- EXERCISE BRIEF
Pictures stay out. Everything else in the listing below gets written out exactly.

DATA IN THIS EXERCISE section start

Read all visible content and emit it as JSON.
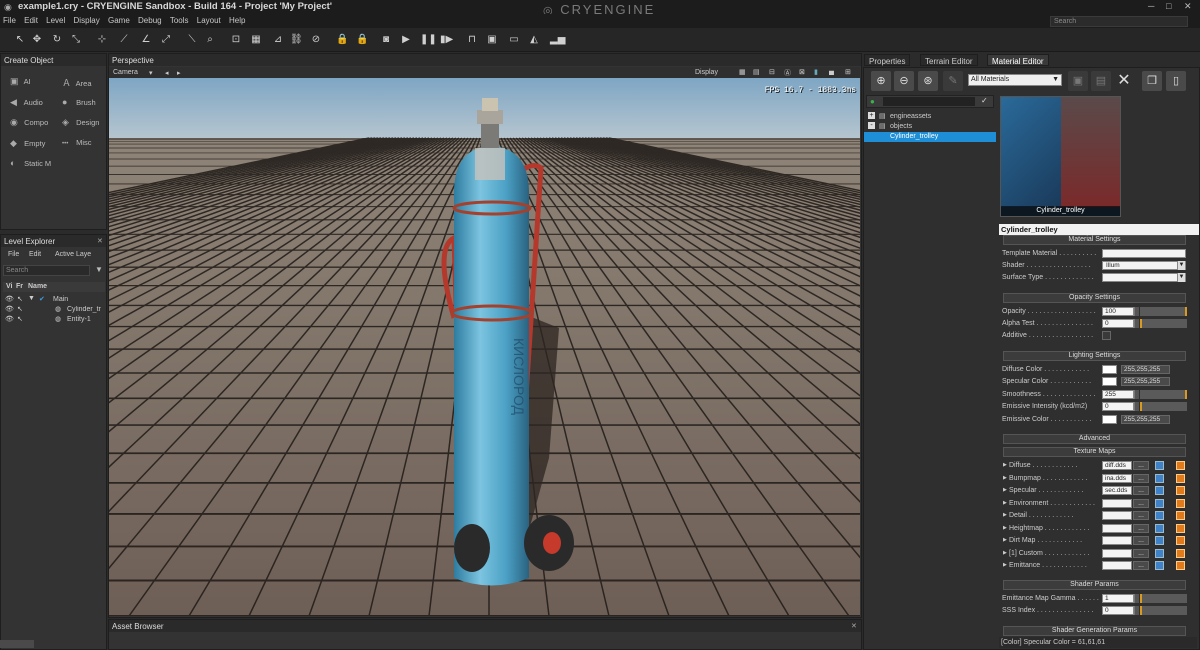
{
  "window": {
    "title": "example1.cry - CRYENGINE Sandbox - Build 164 - Project 'My Project'",
    "logo": "CRYENGINE",
    "search_placeholder": "Search",
    "minimize": "─",
    "maximize": "□",
    "close": "✕"
  },
  "menu": [
    "File",
    "Edit",
    "Level",
    "Display",
    "Game",
    "Debug",
    "Tools",
    "Layout",
    "Help"
  ],
  "create_object": {
    "title": "Create Object",
    "items": [
      {
        "label": "AI",
        "icon": "ai-icon",
        "glyph": "▣"
      },
      {
        "label": "Area",
        "icon": "area-icon",
        "glyph": "Ａ"
      },
      {
        "label": "Audio",
        "icon": "audio-icon",
        "glyph": "◀"
      },
      {
        "label": "Brush",
        "icon": "brush-icon",
        "glyph": "●"
      },
      {
        "label": "Compo",
        "icon": "component-icon",
        "glyph": "◉"
      },
      {
        "label": "Design",
        "icon": "designer-icon",
        "glyph": "◈"
      },
      {
        "label": "Empty",
        "icon": "empty-icon",
        "glyph": "◆"
      },
      {
        "label": "Misc",
        "icon": "misc-icon",
        "glyph": "•••"
      },
      {
        "label": "Static M",
        "icon": "static-mesh-icon",
        "glyph": "◐"
      }
    ]
  },
  "level_explorer": {
    "title": "Level Explorer",
    "menu": [
      "File",
      "Edit",
      "Active Laye"
    ],
    "search_placeholder": "Search",
    "columns": [
      "Vi",
      "Fr",
      "Name"
    ],
    "rows": [
      {
        "name": "Main",
        "indent": 0
      },
      {
        "name": "Cylinder_tr",
        "indent": 1
      },
      {
        "name": "Entity-1",
        "indent": 1
      }
    ]
  },
  "viewport": {
    "tab": "Perspective",
    "camera_menu": "Camera",
    "display_menu": "Display",
    "fps": "FPS 16.7 - 1883.3ms",
    "cylinder_text": "КИСЛОРОД"
  },
  "asset_browser": {
    "title": "Asset Browser"
  },
  "right_tabs": [
    "Properties",
    "Terrain Editor",
    "Material Editor"
  ],
  "material_editor": {
    "filter": "All Materials",
    "tree": [
      {
        "label": "engineassets",
        "toggle": "+"
      },
      {
        "label": "objects",
        "toggle": "-"
      },
      {
        "label": "Cylinder_trolley",
        "toggle": ""
      }
    ],
    "preview_caption": "Cylinder_trolley",
    "material_name": "Cylinder_trolley",
    "sections": {
      "material_settings": "Material Settings",
      "opacity_settings": "Opacity Settings",
      "lighting_settings": "Lighting Settings",
      "advanced": "Advanced",
      "texture_maps": "Texture Maps",
      "shader_params": "Shader Params",
      "shader_generation_params": "Shader Generation Params"
    },
    "material_settings": {
      "template_material": {
        "label": "Template Material",
        "value": ""
      },
      "shader": {
        "label": "Shader",
        "value": "Illum"
      },
      "surface_type": {
        "label": "Surface Type",
        "value": ""
      }
    },
    "opacity": {
      "opacity": {
        "label": "Opacity",
        "value": "100"
      },
      "alpha_test": {
        "label": "Alpha Test",
        "value": "0"
      },
      "additive": {
        "label": "Additive"
      }
    },
    "lighting": {
      "diffuse": {
        "label": "Diffuse Color",
        "value": "255,255,255"
      },
      "specular": {
        "label": "Specular Color",
        "value": "255,255,255"
      },
      "smoothness": {
        "label": "Smoothness",
        "value": "255"
      },
      "emissive_intensity": {
        "label": "Emissive Intensity (kcd/m2)",
        "value": "0"
      },
      "emissive_color": {
        "label": "Emissive Color",
        "value": "255,255,255"
      }
    },
    "texture_maps": [
      {
        "label": "Diffuse",
        "value": "diff.dds"
      },
      {
        "label": "Bumpmap",
        "value": "ina.dds"
      },
      {
        "label": "Specular",
        "value": "sec.dds"
      },
      {
        "label": "Environment",
        "value": ""
      },
      {
        "label": "Detail",
        "value": ""
      },
      {
        "label": "Heightmap",
        "value": ""
      },
      {
        "label": "Dirt Map",
        "value": ""
      },
      {
        "label": "[1] Custom",
        "value": ""
      },
      {
        "label": "Emittance",
        "value": ""
      }
    ],
    "browse": "...",
    "shader_params": {
      "gamma": {
        "label": "Emittance Map Gamma",
        "value": "1"
      },
      "sss": {
        "label": "SSS Index",
        "value": "0"
      }
    },
    "status": "[Color] Specular Color = 61,61,61"
  },
  "colors": {
    "accent": "#1e8fd6",
    "highlight": "#d89a20",
    "sky": "#8fb0c8"
  }
}
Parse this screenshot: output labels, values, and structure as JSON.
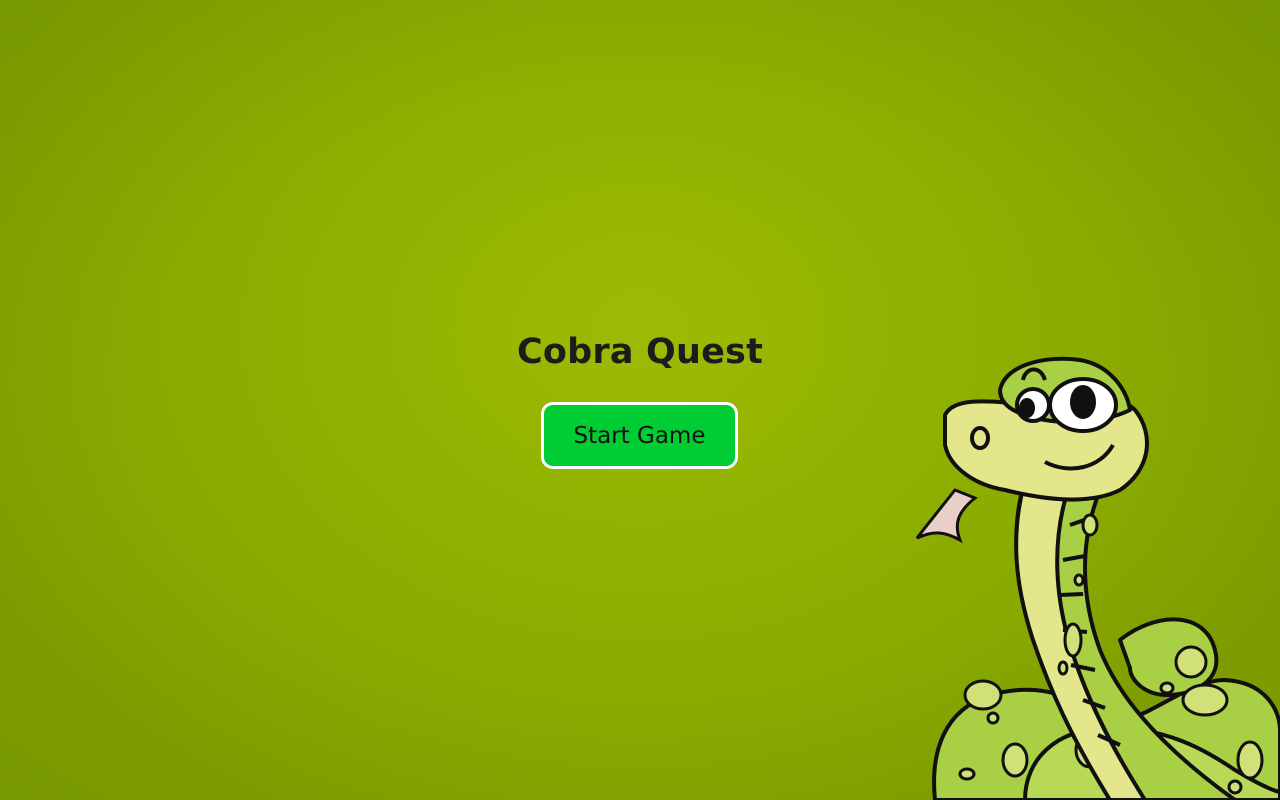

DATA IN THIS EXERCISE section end

- EXERCISE OUTPUT
Read all visible content and emit it as JSON.
{
  "window": {
    "title": "example1.cry - CRYENGINE Sandbox - Build 164 - Project 'My Project'",
    "logo": "CRYENGINE",
    "search_placeholder": "Search",
    "minimize": "─",
    "maximize": "□",
    "close": "✕"
  },
  "menu": [
    "File",
    "Edit",
    "Level",
    "Display",
    "Game",
    "Debug",
    "Tools",
    "Layout",
    "Help"
  ],
  "create_object": {
    "title": "Create Object",
    "items": [
      {
        "label": "AI",
        "icon": "ai-icon",
        "glyph": "▣"
      },
      {
        "label": "Area",
        "icon": "area-icon",
        "glyph": "Ａ"
      },
      {
        "label": "Audio",
        "icon": "audio-icon",
        "glyph": "◀"
      },
      {
        "label": "Brush",
        "icon": "brush-icon",
        "glyph": "●"
      },
      {
        "label": "Compo",
        "icon": "component-icon",
        "glyph": "◉"
      },
      {
        "label": "Design",
        "icon": "designer-icon",
        "glyph": "◈"
      },
      {
        "label": "Empty",
        "icon": "empty-icon",
        "glyph": "◆"
      },
      {
        "label": "Misc",
        "icon": "misc-icon",
        "glyph": "•••"
      },
      {
        "label": "Static M",
        "icon": "static-mesh-icon",
        "glyph": "◐"
      }
    ]
  },
  "level_explorer": {
    "title": "Level Explorer",
    "menu": [
      "File",
      "Edit",
      "Active Laye"
    ],
    "search_placeholder": "Search",
    "columns": [
      "Vi",
      "Fr",
      "Name"
    ],
    "rows": [
      {
        "name": "Main",
        "indent": 0
      },
      {
        "name": "Cylinder_tr",
        "indent": 1
      },
      {
        "name": "Entity-1",
        "indent": 1
      }
    ]
  },
  "viewport": {
    "tab": "Perspective",
    "camera_menu": "Camera",
    "display_menu": "Display",
    "fps": "FPS 16.7 - 1883.3ms",
    "cylinder_text": "КИСЛОРОД"
  },
  "asset_browser": {
    "title": "Asset Browser"
  },
  "right_tabs": [
    "Properties",
    "Terrain Editor",
    "Material Editor"
  ],
  "material_editor": {
    "filter": "All Materials",
    "tree": [
      {
        "label": "engineassets",
        "toggle": "+"
      },
      {
        "label": "objects",
        "toggle": "-"
      },
      {
        "label": "Cylinder_trolley",
        "toggle": ""
      }
    ],
    "preview_caption": "Cylinder_trolley",
    "material_name": "Cylinder_trolley",
    "sections": {
      "material_settings": "Material Settings",
      "opacity_settings": "Opacity Settings",
      "lighting_settings": "Lighting Settings",
      "advanced": "Advanced",
      "texture_maps": "Texture Maps",
      "shader_params": "Shader Params",
      "shader_generation_params": "Shader Generation Params"
    },
    "material_settings": {
      "template_material": {
        "label": "Template Material",
        "value": ""
      },
      "shader": {
        "label": "Shader",
        "value": "Illum"
      },
      "surface_type": {
        "label": "Surface Type",
        "value": ""
      }
    },
    "opacity": {
      "opacity": {
        "label": "Opacity",
        "value": "100"
      },
      "alpha_test": {
        "label": "Alpha Test",
        "value": "0"
      },
      "additive": {
        "label": "Additive"
      }
    },
    "lighting": {
      "diffuse": {
        "label": "Diffuse Color",
        "value": "255,255,255"
      },
      "specular": {
        "label": "Specular Color",
        "value": "255,255,255"
      },
      "smoothness": {
        "label": "Smoothness",
        "value": "255"
      },
      "emissive_intensity": {
        "label": "Emissive Intensity (kcd/m2)",
        "value": "0"
      },
      "emissive_color": {
        "label": "Emissive Color",
        "value": "255,255,255"
      }
    },
    "texture_maps": [
      {
        "label": "Diffuse",
        "value": "diff.dds"
      },
      {
        "label": "Bumpmap",
        "value": "ina.dds"
      },
      {
        "label": "Specular",
        "value": "sec.dds"
      },
      {
        "label": "Environment",
        "value": ""
      },
      {
        "label": "Detail",
        "value": ""
      },
      {
        "label": "Heightmap",
        "value": ""
      },
      {
        "label": "Dirt Map",
        "value": ""
      },
      {
        "label": "[1] Custom",
        "value": ""
      },
      {
        "label": "Emittance",
        "value": ""
      }
    ],
    "browse": "...",
    "shader_params": {
      "gamma": {
        "label": "Emittance Map Gamma",
        "value": "1"
      },
      "sss": {
        "label": "SSS Index",
        "value": "0"
      }
    },
    "status": "[Color] Specular Color = 61,61,61"
  },
  "colors": {
    "accent": "#1e8fd6",
    "highlight": "#d89a20",
    "sky": "#8fb0c8"
  }
}
Parse this screenshot: output labels, values, and structure as JSON.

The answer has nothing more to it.